_Brief_. Go through the lines below and repeat each one exactly, skipping pictures.

_Extracted material_.
..........
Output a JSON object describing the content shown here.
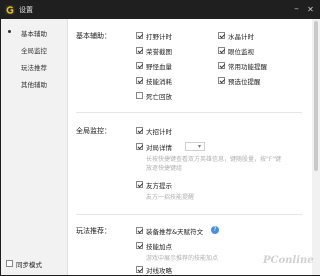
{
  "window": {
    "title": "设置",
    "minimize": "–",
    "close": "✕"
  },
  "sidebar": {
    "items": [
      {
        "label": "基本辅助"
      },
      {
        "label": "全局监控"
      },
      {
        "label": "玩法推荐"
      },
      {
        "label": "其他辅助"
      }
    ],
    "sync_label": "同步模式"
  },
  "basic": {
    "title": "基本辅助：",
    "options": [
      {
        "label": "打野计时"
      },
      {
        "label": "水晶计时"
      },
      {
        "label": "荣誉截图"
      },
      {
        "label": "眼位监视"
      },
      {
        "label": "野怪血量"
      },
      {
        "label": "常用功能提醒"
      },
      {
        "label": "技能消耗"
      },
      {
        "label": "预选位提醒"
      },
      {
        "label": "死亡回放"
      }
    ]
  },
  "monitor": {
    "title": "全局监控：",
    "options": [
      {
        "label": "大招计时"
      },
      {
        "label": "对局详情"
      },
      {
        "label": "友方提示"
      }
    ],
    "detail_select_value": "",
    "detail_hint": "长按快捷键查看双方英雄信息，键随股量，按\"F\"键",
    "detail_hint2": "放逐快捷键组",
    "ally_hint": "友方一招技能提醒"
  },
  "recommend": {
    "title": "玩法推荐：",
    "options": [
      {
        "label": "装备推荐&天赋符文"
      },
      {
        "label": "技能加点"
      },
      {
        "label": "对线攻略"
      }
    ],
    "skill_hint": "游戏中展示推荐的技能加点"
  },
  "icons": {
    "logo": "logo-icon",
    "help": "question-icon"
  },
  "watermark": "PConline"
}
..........
_Response to this exercise_.
Output a JSON object describing the content shown here.
{
  "window": {
    "title": "设置",
    "minimize": "–",
    "close": "✕"
  },
  "sidebar": {
    "items": [
      {
        "label": "基本辅助"
      },
      {
        "label": "全局监控"
      },
      {
        "label": "玩法推荐"
      },
      {
        "label": "其他辅助"
      }
    ],
    "sync_label": "同步模式"
  },
  "basic": {
    "title": "基本辅助：",
    "options": [
      {
        "label": "打野计时"
      },
      {
        "label": "水晶计时"
      },
      {
        "label": "荣誉截图"
      },
      {
        "label": "眼位监视"
      },
      {
        "label": "野怪血量"
      },
      {
        "label": "常用功能提醒"
      },
      {
        "label": "技能消耗"
      },
      {
        "label": "预选位提醒"
      },
      {
        "label": "死亡回放"
      }
    ]
  },
  "monitor": {
    "title": "全局监控：",
    "options": [
      {
        "label": "大招计时"
      },
      {
        "label": "对局详情"
      },
      {
        "label": "友方提示"
      }
    ],
    "detail_select_value": "",
    "detail_hint": "长按快捷键查看双方英雄信息，键随股量，按\"F\"键",
    "detail_hint2": "放逐快捷键组",
    "ally_hint": "友方一招技能提醒"
  },
  "recommend": {
    "title": "玩法推荐：",
    "options": [
      {
        "label": "装备推荐&天赋符文"
      },
      {
        "label": "技能加点"
      },
      {
        "label": "对线攻略"
      }
    ],
    "skill_hint": "游戏中展示推荐的技能加点"
  },
  "icons": {
    "logo": "logo-icon",
    "help": "question-icon"
  },
  "watermark": "PConline"
}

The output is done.